01/10/2015 4:32PM

Lea looks as good as ever winning comeback in Hal's Hope

Barbara D. Livingston
Lea (1), making his first start in 11 months, rallies under Joel Rosario to overtake Confrontation and Prayer for Relief in the Hal's Hope.

HALLANDALE BEACH, Fla. -   Lea is back!

That was the overwhelming reaction immediately after Lea overcame an 11-month layoff and an eventful trip to successfully defend his title in Saturday’s $150,000 Hal’s Hope at Gulfstream Park.

The Grade 3 Hal’s Hope was Lea’s first start since his record-setting performance winning the Grade 1 Donn Handicap here 11 months ago. Lea contracted a virus about a month after the race and trainer Bill Mott was never able to get him right enough to run again in 2014.

Lea broke from the rail under jockey Joel Rosario and settled in within easy striking distance behind the modest pace set by Golden Lad and pressed by Valid. Lea had to steady along when blocked behind the bunched-up field approaching the stretch and again trying to split rivals in early stretch. Rosario tipped Lea to the outside at that point, after which the even-money favorite surged down the center of the strip to wear down the leaders inside the sixteenth pole.

Confrontation, stretching out to a mile for the first time, raced wide, engaged for command nearing the furlong grounds, continued gamely but could not resist the winner while outgaming Prayer for Relief to finish second. Valid gradually weakened to finish fourth followed by the tiring Golden Lad.

Lea, a 6-year-old homebred son of First Samurai, completed the distance in 1:35.46 over a fast track and paid $4.

“On this track, I think it was an exceptional race,” said Mott. “Usually the speed horses, turning for home, get loose from you. He’s obviously a good horse. He was pretty fit coming in, but he’d still been off a year. There’s nothing like having a race.  You can train one all day long, and you’ve got to give a lot of credit to the horse to be able to come off that kind of layoff and get the job done.”

Mott said he was concerned when Lea was forced to take up in traffic nearing the stretch.

“I thought at that point he could get beat,” Mott said. “I can see he had plenty of horse and he was waiting, waiting, waiting, and finally he was able to tip out late.

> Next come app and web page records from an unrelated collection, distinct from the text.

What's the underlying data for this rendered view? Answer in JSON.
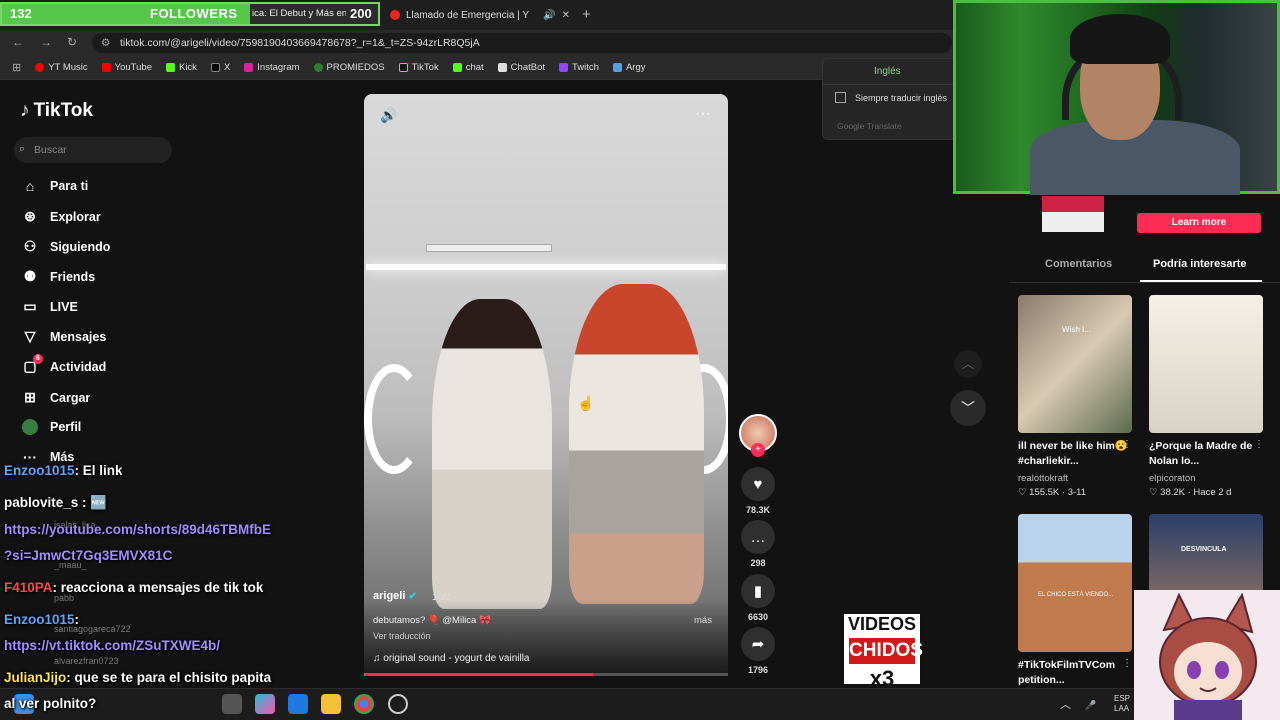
{
  "browser": {
    "tab_prev": "ica: El Debut y Más en e",
    "tab_active": "Llamado de Emergencia | Y",
    "url": "tiktok.com/@arigeli/video/7598190403669478678?_r=1&_t=ZS-94zrLR8Q5jA",
    "bookmarks": [
      "YT Music",
      "YouTube",
      "Kick",
      "X",
      "Instagram",
      "PROMIEDOS",
      "TikTok",
      "chat",
      "ChatBot",
      "Twitch",
      "Argy"
    ]
  },
  "followers": {
    "count": "132",
    "label": "FOLLOWERS",
    "goal": "200",
    "progress": 0.66
  },
  "translate": {
    "language": "Inglés",
    "always": "Siempre traducir inglés",
    "brand": "Google Translate"
  },
  "tiktok": {
    "logo": "TikTok",
    "search_placeholder": "Buscar",
    "nav": [
      "Para ti",
      "Explorar",
      "Siguiendo",
      "Friends",
      "LIVE",
      "Mensajes",
      "Actividad",
      "Cargar",
      "Perfil",
      "Más"
    ],
    "activity_badge": "6"
  },
  "video": {
    "author": "arigeli",
    "date": "1-22",
    "caption": "debutamos? 🎈 @Milica 🎀",
    "more": "más",
    "translate": "Ver traducción",
    "sound": "original sound - yogurt de vainilla",
    "progress": 0.63,
    "likes": "78.3K",
    "comments": "298",
    "saves": "6630",
    "shares": "1796"
  },
  "right_panel": {
    "learn_more": "Learn more",
    "tab_comments": "Comentarios",
    "tab_suggest": "Podría interesarte",
    "videos": [
      {
        "title": "ill never be like him😮 #charliekir...",
        "author": "realottokraft",
        "stats": "♡ 155.5K · 3-11",
        "thumb_text": "Wish I..."
      },
      {
        "title": "¿Porque la Madre de Nolan lo...",
        "author": "elpicoraton",
        "stats": "♡ 38.2K · Hace 2 d",
        "thumb_text": ""
      },
      {
        "title": "#TikTokFilmTVCom petition...",
        "author": "",
        "stats": "",
        "thumb_text": "EL CHICO ESTÁ VIENDO..."
      },
      {
        "title": "",
        "author": "",
        "stats": "",
        "thumb_text": "DESVINCULA"
      }
    ]
  },
  "chat": [
    {
      "user": "Enzoo1015",
      "msg": ": El link",
      "color": "#5aa7ff"
    },
    {
      "user": "pablovite_s",
      "msg": " : 🆕",
      "color": "#ffffff"
    },
    {
      "user": "",
      "msg": "https://youtube.com/shorts/89d46TBMfbE",
      "color": "#a18cff"
    },
    {
      "user": "",
      "msg": "?si=JmwCt7Gq3EMVX81C",
      "color": "#a18cff"
    },
    {
      "user": "F410PA",
      "msg": ": reacciona a mensajes de tik tok",
      "color": "#ff4a4a"
    },
    {
      "user": "Enzoo1015",
      "msg": ":",
      "color": "#5aa7ff"
    },
    {
      "user": "",
      "msg": "https://vt.tiktok.com/ZSuTXWE4b/",
      "color": "#a18cff"
    },
    {
      "user": "JulianJijo",
      "msg": ": que se te para el chisito papita",
      "color": "#ffe44d"
    },
    {
      "user": "",
      "msg": "al ver polnito?",
      "color": "#ffffff"
    }
  ],
  "chat_ghosts": [
    "isalas_lisa",
    "_maau_",
    "pabb",
    "santiagogareca722",
    "alvarezfran0723"
  ],
  "logos": {
    "vc_top": "VIDEOS",
    "vc_mid": "CHIDOS",
    "vc_bot": "x3"
  },
  "tray": {
    "lang": "ESP",
    "region": "LAA"
  }
}
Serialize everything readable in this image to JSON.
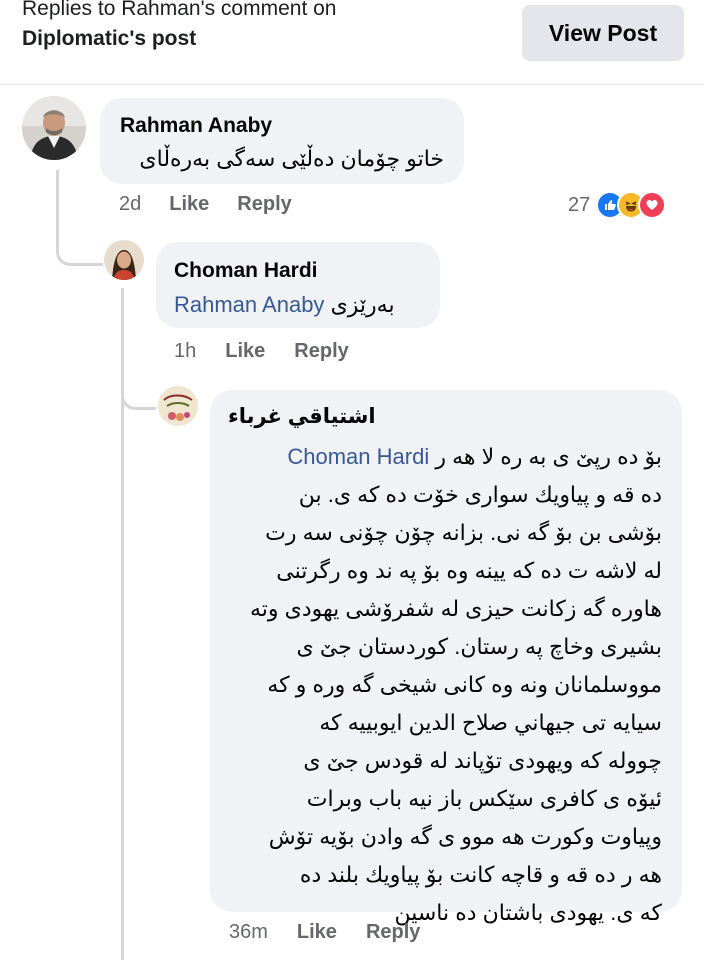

And when you tip out here, you only have three-sixteenths of a mile to go. It’s not like you’ve got a quarter-mile stretch.”

If all goes well, Lea will return to defend his title in the Donn on Feb. 7.